  56. ^ U.S. Geological Survey Geographic Names Information System: Martins Beach
  57. ^ Romney, Lee (12 May 2014). "Billionaire who barred access to Martin's Beach takes stand". Los Angeles Times. Retrieved 27 July 2014.
  58. ^ Erskine, Ron (14 July 2017). "Battle of the beach -". South Valley Magazine. Retrieved 19 July 2017.
  59. ^ "Court ruling" (PDF). Courts.ca.gov. 9 August 2017. Archived from the original (PDF) on 11 August 2017. Retrieved 11 August 2017.
  60. ^ Levin, Sam (10 August 2017). "Silicon Valley billionaire loses bid to prevent access to public beach". The Guardian. ISSN 0261-3077. Retrieved 11 August 2017.
  61. ^ "Court to billionaire: Open the gate to Martins Beach". San Francisco Chronicle. Retrieved 11 August 2017.
  62. ^ Xia, Rosanna (6 March 2018). "With Supreme Court challenge, tech billionaire could dismantle beach access rights – and a landmark coastal law". Los Angeles Times. Retrieved 6 March 2018.
  63. ^ "Supreme Court Won't Hear Case Over Martins Beach Access". CBS News. Retrieved 1 October 2018.

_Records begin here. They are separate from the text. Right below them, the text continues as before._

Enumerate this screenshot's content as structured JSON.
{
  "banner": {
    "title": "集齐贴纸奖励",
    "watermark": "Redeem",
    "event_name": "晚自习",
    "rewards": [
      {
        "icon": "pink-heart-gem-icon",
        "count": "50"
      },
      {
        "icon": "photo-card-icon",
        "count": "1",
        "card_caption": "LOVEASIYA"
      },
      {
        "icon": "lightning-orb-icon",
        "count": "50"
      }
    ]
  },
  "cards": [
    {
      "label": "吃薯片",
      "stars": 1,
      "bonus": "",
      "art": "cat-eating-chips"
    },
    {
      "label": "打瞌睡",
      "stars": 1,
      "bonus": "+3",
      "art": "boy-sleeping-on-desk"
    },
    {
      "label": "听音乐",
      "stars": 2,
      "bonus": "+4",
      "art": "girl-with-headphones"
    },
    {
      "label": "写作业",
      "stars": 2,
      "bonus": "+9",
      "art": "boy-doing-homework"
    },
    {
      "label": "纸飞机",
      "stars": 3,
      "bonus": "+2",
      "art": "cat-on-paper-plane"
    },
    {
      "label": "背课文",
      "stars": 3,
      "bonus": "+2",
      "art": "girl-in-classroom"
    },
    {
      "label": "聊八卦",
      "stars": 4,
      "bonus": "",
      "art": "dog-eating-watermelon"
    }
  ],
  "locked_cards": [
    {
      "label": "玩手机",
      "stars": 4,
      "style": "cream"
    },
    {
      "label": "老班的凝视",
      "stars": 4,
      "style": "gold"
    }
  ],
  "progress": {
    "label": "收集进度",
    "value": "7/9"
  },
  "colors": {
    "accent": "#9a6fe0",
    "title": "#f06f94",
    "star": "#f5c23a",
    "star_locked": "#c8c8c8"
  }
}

  64. ^ Kaur, Harmeet (7 January 2020). "California is suing a Silicon Valley billionaire for blocking public access to a beach". CNN. Retrieved 8 January 2020.

External links[edit]

Preceded by
First
CEO of Sun Microsystems
1982–1984
Succeeded by
Preceded by
First
Chairman of Sun Microsystems
1982–1984
Succeeded by